"Another major issue we were concerned with is university and company spaces with a private remit.
Such spaces are not primarily community focused, and are not community lead - which, I think you’ll agree, is at the heart of what your hackspace wants, and what we want. They are tightly controlled spaces, with a very specific direction and strong vertical control via a parent organisation."
“There is also concern that groups such as the Russell Group, or companies with stakes in technology could easily form ‘hackspaces’ without these rules in place that could then hijack this organisation with a fair amount of ease, and use it to their benefit rather than that of the maker community. Some of this is, to some extent, already happening with universities setting up makerspaces and hackspaces within the confines of their departments, with, at best, a cursory interest in the wider community.”
A democratic system of governance allows for the freedom of hacking without the kind of restriction that many other, far more distant and hierarchical organisations, will give.
For example, a University is for the betterment of society, interested in developing STEAM, works on inclusivity, has shared workspaces, and has a large number of members. How we organise, and what governance we have is a key differentiator from many other organisations.
As for whether we should all re-define as members co-ops… The overhead for doing that is significant, which is one of the reasons it was tossed out when we discussed it a while back at Manchester Hackspace. Personally, I think with our governance rules we’re practically there, and I’m for it. But we’re a democratic organisation and nobody else thought the difference was worth the effort over what is effectively a legal technicality in our case. Our org here definitely has strong similarities to a secondary co-op such as the aforementioned Radical Routes.
What we are doing is not merely promoting ‘hacking’ or ‘making’, we’re promoting and fostering open community lead spaces where these activities can flourish. We promote spaces with a level of freedom that many places without this form of structure may be unwilling to let exist - or at least be able to prevent that level of freedom from being exercised.
The fact that you have “insufficient governance to even bootstrap the decision making process anyway” leads me to think that in many respects, you’re actually showing why we need to encourage a certain level of structure, as at the moment you appear to have a hackspace that is incapable of progressing with the development of good governance without a significant amount of strife and argument.

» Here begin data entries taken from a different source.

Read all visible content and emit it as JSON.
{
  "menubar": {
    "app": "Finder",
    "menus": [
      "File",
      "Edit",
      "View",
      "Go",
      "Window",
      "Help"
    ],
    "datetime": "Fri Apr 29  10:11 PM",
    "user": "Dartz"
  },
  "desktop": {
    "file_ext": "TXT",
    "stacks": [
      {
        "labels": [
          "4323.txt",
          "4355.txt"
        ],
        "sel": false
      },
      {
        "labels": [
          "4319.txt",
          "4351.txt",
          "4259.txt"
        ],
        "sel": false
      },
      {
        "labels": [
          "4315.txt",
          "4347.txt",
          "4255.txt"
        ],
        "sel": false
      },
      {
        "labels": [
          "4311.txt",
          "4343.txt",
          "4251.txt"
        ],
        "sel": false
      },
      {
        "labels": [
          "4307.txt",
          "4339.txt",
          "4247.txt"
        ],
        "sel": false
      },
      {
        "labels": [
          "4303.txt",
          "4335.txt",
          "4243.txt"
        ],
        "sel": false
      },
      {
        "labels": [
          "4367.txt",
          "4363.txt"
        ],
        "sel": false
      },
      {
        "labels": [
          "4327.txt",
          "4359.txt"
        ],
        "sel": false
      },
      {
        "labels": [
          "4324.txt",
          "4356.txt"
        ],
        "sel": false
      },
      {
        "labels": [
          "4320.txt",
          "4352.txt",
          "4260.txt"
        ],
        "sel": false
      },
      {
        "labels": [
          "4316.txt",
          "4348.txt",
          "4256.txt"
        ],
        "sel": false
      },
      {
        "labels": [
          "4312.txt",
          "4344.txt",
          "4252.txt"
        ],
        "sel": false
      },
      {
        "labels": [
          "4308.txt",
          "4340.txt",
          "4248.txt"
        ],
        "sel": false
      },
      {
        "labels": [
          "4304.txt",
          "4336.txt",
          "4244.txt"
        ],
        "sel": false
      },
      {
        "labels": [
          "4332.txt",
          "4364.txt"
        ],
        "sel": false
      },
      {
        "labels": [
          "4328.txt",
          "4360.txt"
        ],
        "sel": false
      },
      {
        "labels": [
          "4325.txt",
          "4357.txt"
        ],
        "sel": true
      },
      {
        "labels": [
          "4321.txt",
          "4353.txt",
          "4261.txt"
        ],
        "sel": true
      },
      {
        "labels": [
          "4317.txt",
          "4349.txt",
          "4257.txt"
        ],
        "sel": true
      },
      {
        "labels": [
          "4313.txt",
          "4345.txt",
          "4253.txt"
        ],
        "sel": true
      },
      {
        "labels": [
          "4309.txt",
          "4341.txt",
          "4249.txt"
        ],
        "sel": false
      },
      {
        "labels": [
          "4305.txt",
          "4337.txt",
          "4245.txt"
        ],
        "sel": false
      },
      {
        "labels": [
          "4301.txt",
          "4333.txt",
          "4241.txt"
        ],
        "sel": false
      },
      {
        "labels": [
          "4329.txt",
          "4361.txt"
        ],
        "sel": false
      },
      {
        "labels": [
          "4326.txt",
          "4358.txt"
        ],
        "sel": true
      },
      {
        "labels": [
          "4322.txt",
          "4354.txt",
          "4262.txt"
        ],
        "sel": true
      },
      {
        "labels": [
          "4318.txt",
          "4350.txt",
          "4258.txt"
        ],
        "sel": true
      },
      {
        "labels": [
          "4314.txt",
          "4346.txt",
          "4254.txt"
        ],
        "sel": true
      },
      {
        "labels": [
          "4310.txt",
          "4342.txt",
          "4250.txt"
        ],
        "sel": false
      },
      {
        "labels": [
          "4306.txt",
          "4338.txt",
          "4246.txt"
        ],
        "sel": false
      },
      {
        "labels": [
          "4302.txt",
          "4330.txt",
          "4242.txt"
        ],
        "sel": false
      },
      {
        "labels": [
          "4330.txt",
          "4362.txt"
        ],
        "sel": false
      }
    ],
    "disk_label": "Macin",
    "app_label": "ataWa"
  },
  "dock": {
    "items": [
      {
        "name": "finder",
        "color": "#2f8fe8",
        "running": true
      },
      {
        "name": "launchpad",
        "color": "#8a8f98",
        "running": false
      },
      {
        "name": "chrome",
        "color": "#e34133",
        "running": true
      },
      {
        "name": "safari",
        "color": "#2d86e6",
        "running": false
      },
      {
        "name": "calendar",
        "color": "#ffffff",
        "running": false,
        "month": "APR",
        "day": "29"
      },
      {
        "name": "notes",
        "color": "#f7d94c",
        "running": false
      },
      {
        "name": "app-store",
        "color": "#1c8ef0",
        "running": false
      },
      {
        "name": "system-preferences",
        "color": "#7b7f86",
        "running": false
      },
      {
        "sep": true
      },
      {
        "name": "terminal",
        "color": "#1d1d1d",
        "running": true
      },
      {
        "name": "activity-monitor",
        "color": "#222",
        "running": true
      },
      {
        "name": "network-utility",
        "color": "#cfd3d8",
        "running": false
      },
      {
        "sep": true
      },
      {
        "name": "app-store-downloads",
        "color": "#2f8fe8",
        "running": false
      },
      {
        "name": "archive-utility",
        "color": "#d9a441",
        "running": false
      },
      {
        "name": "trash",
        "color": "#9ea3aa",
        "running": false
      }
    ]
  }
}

It’s also worth noting that you’re very much an outlier with this system of governance (or, realistically, lack thereof). As @jonty has already said, we have the ability for directors to allow in edge case organisations. @Norro even said " the structure is not ideal, it would be difficult to include without making the definition too wide". At this point, the question becomes, what do you see the Foundation as? Because it’s coming across that you see it in an entirely different light to what we’ve tried to start to create.